US President Donald Trump will not hold a meeting with Russian counterpart Vladimir Putin on the sidelines of a regional summit in Vietnam, the White House has said, after the two countries sent mixed messages about the encounter.
Relations between Moscow and Washington have plummeted as a US probe has accused Mr Trump's former campaign aides of secretly meeting Kremlin-connected officials - a charge Moscow denies.
Both leaders are attending the Asia Pacific Economic Cooperation (APEC) forum in the city of Danang and there had been conflicting indications as to whether a face-to-face was on the cards.
"Regarding a Putin meeting, there was never a meeting confirmed, and there will not be one that takes place due to scheduling conflicts on both sides," White House press secretary Sarah Huckabee Sanders said.

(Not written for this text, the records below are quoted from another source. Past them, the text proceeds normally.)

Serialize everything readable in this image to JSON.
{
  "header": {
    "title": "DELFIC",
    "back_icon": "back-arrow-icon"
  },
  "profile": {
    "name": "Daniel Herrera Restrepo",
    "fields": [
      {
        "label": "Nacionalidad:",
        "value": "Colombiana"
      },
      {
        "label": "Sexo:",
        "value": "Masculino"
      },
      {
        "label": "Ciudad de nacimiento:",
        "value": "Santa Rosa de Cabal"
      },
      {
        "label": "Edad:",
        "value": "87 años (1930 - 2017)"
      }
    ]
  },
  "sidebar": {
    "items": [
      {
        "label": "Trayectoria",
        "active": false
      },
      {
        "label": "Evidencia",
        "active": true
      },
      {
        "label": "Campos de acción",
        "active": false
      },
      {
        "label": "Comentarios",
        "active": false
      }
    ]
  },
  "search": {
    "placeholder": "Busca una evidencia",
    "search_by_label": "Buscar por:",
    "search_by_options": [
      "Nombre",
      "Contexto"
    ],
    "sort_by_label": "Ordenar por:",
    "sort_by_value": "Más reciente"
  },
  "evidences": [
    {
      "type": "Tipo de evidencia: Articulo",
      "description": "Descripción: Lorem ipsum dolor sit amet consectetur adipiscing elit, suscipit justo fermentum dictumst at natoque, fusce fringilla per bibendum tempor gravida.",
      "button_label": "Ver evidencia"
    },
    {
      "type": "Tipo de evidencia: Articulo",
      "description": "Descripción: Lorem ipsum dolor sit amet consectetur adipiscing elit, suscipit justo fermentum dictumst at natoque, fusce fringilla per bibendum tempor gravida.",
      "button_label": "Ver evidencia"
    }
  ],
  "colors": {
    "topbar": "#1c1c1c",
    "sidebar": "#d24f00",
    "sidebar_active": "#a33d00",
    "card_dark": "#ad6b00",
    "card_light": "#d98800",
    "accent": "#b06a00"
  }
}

However, the Russian government was holding out for a potential meeting between the two leaders, who will be in Vietnam for the next two days.
"There is no clarity yet," Mr Putin's spokesman Dmitry Peskov said, adding that officials were "continuing" attempts to agree on a meeting.
Both Russia and Mr Trump had previously suggested that talks were likely to take place.
Last weekend, the US president said "it's expected we'll meet with Putin" to discuss North Korea's nuclear ambitions.
Four days later, Kremlin aide Yury Ushakov told Russian news agencies that the two would hold a meeting in Vietnam with the time and place still to be determined.
However, hours later, US Secretary of State Rex Tillerson said no decision had been made on talks, which would be the first between the two men since they met at the G20 summit in Germany in July.
Mr Trump has set out a strong message on trade at the APEC meeting, saying the United States could no longer tolerate chronic trade abuses and would insist on fair and equal policies.
He said the United States was ready to make a bilateral deal with any country in the Indo-Pacific region, but only on the basis of "mutual respect and mutual benefit".
"When the United States enters into a trading relationship with other countries or other peoples, we will from now on expect that our partners will faithfully follow the rules," he said in Danang.
"We expect that markets will be open to an equal degree on both sides and that private investment, not government planners, will direct investment," he said.
Mr Trump arrived in Vietnam from China on the fourth leg of a 12-day trip to Asia.
Redressing the balance of trade between Asia and the United States is at the centre of his "America First" policy which he says will protect US workers.
The difference between Mr Trump's and China's approaches was made more stark by comments in a later speech from Chinese President Xi Jinping, who said globalisation was an irreversible trend and voiced support for multilateral trade deals.
While China has by far the biggest trade surplus with the United States, Vietnam is also on the list of those surpluses the Trump administration seeks to reduce.
APEC, which has long championed free trade, has itself been convulsed by the changes under Mr Trump.